The British ambassador said of the North Korean diplomat's remarks, "It cannot be allowed that we have expressions which refer to the possible destruction of UN member states." That is, of course, patently untrue. The UN tolerates and sometimes applauds Iranian representatives who have called not for the "possible" destruction of a UN member state, Israel, but for its outright annihilation.
"The Zionist regime and the Zionists are a cancerous tumor," Mahmoud Ahmadinejad said. "The nations of the region will soon finish off the usurper Zionists in the Palestinian land… In the new Middle East there will be no trace of the Americans and Zionists… Cancer must be eliminated from a body (the region)." For Qods Day last year Ahmadinejad told the Iranians, "Any freedom lover and justice seeker in the world must do its best for the annihilation of the Zionist regime in order to pave the path for the establishment of justice and freedom in the world."

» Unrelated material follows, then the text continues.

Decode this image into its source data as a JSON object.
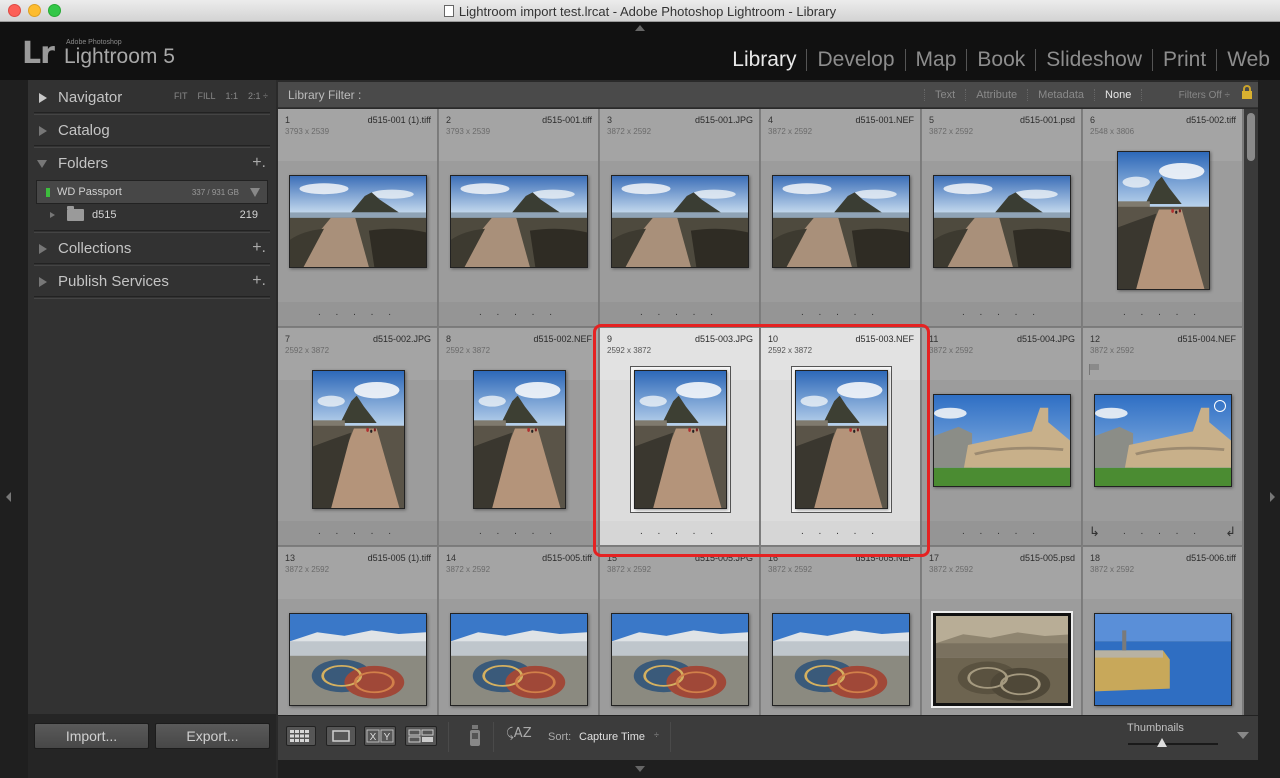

The P5+1, the five permanent UN Security Council members plus Germany who are negotiating with Iran, still seem to presume that Iran is pursuing nuclear capability for some reason other than to use it, and that it can, therefore, be dissuaded from developing it. But what if "annihilation of the Zionist regime" really is topmost in the minds of the Mullahs? What if they believe Israel has to disappear and they can make it happen? What will happen, then, when they get nuclear weapons, if they still really believe that?
The Palestinian Authority and Hamas teach raw anti-Semitism in schools, and that "Palestine" must be "liberated." Terrorists are publicly honored -- last week it was members of the DFLP who massacred 22 high school students in Ma'alot in 1974. Successive American administrations have operated on the assumption that such teachings have no impact on the "peace process."

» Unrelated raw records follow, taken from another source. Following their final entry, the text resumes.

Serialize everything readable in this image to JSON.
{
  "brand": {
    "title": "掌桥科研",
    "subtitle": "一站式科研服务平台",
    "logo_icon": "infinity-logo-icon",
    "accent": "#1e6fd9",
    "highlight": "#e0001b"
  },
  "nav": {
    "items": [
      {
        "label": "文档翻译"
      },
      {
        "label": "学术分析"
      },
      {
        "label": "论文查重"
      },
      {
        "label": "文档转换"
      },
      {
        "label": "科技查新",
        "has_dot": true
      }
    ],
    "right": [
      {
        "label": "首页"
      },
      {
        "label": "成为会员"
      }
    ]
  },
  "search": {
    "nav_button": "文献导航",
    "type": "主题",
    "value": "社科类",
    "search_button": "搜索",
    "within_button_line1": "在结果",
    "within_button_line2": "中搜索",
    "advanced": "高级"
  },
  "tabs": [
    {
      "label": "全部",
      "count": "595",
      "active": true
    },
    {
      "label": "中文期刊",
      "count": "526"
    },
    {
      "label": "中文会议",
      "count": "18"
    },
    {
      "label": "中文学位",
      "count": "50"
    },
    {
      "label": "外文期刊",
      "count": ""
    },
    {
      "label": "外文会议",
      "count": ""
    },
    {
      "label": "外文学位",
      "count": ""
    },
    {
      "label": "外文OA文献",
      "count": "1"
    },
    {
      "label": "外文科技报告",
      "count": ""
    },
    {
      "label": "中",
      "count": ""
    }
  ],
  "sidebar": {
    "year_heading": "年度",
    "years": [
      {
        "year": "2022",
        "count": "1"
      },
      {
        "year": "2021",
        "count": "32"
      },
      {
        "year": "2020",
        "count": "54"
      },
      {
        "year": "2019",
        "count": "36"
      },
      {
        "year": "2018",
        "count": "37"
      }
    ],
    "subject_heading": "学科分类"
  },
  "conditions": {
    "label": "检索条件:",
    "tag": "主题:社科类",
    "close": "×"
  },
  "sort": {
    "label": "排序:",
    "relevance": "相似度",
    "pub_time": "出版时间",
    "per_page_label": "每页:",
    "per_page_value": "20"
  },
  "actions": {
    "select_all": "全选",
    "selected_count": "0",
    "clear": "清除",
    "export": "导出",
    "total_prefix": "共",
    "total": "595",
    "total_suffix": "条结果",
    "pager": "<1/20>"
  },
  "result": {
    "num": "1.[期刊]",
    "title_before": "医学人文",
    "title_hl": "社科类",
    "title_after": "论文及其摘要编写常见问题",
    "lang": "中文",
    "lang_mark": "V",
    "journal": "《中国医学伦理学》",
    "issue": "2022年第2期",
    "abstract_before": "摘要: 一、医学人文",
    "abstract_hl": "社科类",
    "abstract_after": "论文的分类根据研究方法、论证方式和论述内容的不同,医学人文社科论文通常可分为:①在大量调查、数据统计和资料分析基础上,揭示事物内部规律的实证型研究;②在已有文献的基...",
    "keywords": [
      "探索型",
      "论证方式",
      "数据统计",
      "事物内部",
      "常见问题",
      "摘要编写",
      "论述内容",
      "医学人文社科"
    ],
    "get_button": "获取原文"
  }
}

Egypt's Mohammed Morsi has said appalling things about Jews, although he has been constrained since taking power by his need for American aid and political support. The State Department condemned Morsi's rhetorical excesses almost exactly as it did Erdogan's. Victoria Neuland told reporters, "The type of offensive rhetoric that we saw in 2010 is not acceptable, not productive, and shouldn't be part of a democratic Egypt. That said," she continued, "we look to President Mursi and Egyptian leaders to demonstrate in both word and in deed their commitment to religious tolerance and to upholding all of Egypt's international obligations" (referring to the Egypt-Israel Peace Treaty).
"That said." Having made her pro forma condemnation of rhetoric, she, like Secretary Kerry, wants nicer play. But what if Egyptian anti-Semitism is the reality and the Peace Treaty only a phase to allow Egypt to pile up political and military benefits from the U.S.? Like Turkey. It is not hard to believe that ideologically driven countries would do what the "civilized world" does not think logical or possible.
When Mein Kampf was published, many people thought Hitler's words were just words. They were wrong. Not only did he believe them, he put what power he had behind them; if he'd had nuclear weapons, he would have used them. How is it possible, then, to watch the acquisition of nuclear technology and more destructive means of terrorism by those who preach the annihilation of others – whether Israel, South Korea, or the United States is the object of their hatred -- and choose to believe they do not mean what they say?
Shoshana Bryen is Senior Director of The Jewish Policy Center